Despite its rich culinary traditions, Cambodia has not yet fully exploited this extraordinary opportunity for nation branding until recently when food became one of the pillars of its cultural diplomacy strategy. Cambodia can learn a great deal from other countries that have excelled in using food as a tool to promote their cultural identity in the international arena.
What would be the ideal and most effective strategy and roadmap for Cambodia’s food diplomacy? There are unlimited approaches and models for this endeavour. The programmes could be led by the government in cooperation with non-state actors. Diplomats posted abroad should be trained in various techniques of food promotion. Famous Cambodian chefs should act as “food diplomats” with support from the government. Their talent should be widely promoted and exposed abroad through the publication of their cookbooks or on a culinary roadshow.
Cambodian permanent missions could engage Cambodian restaurants abroad to help promote our culinary culture. Cambodia may emulate a multitude of food diplomacy programmes launched across the globe by state and non-state players. These include the “Nordic Food Diplomacy”, “Japanese Restaurants Overseas”, “Global Thai”, “Malaysia Kitchen for the World”, “Perú Mucho Gusto”, “Korean Cuisine to the World”, etc. Recently, the Cambodian Ministry of Foreign Affairs and International Cooperation pinpointed cultural diplomacy as one of the pillars of the Kingdom’s foreign policy, in which food occupies a key position. Soon, this new diplomatic initiative will reveal our rich culinary tradition to the world.

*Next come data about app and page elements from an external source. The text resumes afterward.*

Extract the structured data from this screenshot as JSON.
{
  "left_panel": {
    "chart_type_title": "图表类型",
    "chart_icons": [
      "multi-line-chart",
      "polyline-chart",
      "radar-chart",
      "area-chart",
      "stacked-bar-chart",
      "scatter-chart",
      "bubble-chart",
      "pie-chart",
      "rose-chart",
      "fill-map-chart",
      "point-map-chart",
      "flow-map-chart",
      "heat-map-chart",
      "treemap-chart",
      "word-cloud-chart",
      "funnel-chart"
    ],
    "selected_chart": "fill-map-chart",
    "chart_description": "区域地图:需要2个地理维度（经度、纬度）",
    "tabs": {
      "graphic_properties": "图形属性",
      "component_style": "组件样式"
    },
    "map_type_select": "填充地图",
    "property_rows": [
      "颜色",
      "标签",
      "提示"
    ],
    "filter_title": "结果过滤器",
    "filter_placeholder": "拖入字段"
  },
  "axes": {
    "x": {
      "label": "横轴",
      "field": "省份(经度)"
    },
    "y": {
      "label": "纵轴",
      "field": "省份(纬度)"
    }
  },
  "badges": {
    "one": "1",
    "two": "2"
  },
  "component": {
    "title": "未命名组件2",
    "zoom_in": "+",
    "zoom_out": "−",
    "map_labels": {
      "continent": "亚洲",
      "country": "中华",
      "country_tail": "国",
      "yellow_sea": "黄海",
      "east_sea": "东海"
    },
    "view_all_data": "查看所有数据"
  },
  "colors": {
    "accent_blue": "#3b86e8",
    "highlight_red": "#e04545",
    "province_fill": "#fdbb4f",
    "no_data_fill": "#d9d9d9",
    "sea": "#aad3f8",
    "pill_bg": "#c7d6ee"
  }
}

The views expressed are the author’s own and do not reflect the views of the Asian Vision Institute.